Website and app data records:
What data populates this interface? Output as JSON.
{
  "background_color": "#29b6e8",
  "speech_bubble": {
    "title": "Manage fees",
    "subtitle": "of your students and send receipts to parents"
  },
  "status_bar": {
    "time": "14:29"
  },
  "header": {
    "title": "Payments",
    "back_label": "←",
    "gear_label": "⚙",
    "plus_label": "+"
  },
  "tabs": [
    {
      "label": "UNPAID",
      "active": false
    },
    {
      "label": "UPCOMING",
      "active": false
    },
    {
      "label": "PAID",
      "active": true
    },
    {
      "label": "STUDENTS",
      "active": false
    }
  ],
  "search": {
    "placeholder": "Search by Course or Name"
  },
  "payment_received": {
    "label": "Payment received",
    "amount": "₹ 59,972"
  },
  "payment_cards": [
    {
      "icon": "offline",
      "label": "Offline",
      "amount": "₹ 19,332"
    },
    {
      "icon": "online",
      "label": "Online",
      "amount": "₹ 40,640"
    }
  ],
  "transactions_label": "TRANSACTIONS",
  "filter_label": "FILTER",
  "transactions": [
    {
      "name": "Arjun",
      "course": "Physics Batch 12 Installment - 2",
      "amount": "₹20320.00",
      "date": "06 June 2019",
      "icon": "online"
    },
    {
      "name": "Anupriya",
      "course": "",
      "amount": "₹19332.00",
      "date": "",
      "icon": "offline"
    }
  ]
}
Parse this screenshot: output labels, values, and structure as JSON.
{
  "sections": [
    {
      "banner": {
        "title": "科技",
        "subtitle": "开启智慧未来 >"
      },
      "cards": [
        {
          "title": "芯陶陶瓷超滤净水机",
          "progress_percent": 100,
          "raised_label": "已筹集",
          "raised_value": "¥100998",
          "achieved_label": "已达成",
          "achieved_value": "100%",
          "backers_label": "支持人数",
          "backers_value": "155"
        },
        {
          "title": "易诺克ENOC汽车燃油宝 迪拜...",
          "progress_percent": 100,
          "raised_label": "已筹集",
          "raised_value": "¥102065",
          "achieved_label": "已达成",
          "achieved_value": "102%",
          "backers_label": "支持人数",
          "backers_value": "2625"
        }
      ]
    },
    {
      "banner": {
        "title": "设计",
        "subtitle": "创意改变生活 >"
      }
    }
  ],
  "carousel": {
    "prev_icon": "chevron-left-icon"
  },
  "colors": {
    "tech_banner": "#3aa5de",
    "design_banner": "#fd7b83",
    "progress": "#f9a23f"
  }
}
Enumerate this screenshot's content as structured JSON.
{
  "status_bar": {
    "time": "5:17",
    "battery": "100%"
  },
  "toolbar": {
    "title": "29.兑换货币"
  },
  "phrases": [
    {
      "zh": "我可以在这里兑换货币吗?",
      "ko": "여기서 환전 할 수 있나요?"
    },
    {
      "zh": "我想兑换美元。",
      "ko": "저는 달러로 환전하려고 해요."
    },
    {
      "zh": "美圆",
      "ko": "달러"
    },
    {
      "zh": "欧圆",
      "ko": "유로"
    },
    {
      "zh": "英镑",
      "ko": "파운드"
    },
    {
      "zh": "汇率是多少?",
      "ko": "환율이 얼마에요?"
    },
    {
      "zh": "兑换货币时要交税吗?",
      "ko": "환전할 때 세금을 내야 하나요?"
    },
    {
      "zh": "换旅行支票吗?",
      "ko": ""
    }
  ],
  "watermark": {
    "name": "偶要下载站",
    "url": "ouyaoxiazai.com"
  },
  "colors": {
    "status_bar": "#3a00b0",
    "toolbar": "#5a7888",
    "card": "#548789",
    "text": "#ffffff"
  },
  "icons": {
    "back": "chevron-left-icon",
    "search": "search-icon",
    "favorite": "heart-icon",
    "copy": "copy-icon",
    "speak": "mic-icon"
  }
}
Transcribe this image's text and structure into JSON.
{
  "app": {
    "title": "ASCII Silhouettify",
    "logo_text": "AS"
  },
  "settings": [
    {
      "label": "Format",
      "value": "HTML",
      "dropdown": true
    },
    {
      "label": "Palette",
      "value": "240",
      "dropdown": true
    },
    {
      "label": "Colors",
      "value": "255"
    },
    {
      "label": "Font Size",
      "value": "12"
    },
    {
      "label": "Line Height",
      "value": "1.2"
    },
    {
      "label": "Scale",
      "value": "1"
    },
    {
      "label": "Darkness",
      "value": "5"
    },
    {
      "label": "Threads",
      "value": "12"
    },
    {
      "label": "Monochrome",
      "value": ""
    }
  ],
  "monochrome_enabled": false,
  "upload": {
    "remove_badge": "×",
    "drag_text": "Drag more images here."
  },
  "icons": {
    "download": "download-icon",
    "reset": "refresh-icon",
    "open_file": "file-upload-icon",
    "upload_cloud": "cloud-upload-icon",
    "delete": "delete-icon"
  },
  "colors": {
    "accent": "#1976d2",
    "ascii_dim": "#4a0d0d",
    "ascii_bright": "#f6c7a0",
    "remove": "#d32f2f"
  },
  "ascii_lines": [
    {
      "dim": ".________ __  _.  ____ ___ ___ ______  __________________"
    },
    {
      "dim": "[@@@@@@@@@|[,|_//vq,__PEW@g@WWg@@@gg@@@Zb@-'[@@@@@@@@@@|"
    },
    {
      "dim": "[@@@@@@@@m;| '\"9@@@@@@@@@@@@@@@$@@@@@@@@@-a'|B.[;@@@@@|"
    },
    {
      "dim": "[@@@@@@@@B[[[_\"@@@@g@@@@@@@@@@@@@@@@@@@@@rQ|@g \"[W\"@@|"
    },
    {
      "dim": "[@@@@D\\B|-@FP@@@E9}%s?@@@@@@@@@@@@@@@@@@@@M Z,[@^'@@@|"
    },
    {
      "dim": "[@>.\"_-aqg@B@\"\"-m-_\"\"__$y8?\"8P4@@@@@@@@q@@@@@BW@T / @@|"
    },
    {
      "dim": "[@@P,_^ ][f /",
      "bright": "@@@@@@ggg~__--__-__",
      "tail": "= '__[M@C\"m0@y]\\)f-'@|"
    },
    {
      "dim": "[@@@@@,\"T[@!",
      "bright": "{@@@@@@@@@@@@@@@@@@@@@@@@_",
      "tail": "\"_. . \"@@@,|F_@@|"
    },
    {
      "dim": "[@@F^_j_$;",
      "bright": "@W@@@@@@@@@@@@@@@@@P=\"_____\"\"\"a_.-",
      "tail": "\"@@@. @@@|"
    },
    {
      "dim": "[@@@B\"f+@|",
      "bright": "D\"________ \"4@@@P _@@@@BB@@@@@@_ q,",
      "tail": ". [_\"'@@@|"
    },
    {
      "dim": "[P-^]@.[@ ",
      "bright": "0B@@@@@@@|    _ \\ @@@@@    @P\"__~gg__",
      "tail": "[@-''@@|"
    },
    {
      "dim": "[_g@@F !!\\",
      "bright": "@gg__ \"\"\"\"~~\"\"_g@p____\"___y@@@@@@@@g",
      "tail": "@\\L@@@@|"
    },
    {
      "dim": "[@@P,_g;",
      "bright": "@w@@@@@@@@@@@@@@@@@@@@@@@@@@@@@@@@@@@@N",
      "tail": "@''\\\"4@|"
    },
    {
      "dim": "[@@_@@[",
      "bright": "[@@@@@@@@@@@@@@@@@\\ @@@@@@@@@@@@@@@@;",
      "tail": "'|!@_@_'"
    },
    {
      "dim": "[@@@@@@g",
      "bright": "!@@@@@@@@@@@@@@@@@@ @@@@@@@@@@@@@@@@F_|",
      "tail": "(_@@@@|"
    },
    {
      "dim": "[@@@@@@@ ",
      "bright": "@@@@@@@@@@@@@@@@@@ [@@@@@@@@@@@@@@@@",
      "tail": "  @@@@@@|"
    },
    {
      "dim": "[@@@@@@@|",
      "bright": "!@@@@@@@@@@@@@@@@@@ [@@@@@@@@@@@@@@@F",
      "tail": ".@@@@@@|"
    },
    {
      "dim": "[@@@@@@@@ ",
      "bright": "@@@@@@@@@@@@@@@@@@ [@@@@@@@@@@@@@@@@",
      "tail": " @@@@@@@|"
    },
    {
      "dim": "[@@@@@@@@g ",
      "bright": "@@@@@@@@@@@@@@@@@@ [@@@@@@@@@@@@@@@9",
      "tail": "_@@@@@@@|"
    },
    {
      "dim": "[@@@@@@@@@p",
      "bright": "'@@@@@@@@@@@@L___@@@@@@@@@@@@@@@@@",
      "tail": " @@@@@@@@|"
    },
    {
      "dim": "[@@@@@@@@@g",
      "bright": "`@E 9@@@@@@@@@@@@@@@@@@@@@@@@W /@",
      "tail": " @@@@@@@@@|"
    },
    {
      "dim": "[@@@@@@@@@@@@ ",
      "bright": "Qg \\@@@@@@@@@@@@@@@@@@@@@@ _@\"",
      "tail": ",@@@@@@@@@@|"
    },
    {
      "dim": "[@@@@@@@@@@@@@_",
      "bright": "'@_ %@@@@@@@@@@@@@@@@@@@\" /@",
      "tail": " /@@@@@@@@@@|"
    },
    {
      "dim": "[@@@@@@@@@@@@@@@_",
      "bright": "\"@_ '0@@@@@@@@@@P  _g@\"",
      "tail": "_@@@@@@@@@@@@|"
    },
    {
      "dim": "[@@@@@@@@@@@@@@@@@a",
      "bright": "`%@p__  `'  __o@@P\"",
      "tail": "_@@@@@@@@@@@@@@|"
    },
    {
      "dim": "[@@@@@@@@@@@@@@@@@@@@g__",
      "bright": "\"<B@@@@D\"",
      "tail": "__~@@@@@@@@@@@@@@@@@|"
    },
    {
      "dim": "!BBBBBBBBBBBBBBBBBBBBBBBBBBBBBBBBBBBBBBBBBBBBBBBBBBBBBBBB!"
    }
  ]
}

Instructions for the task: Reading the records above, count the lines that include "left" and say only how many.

Your response: 2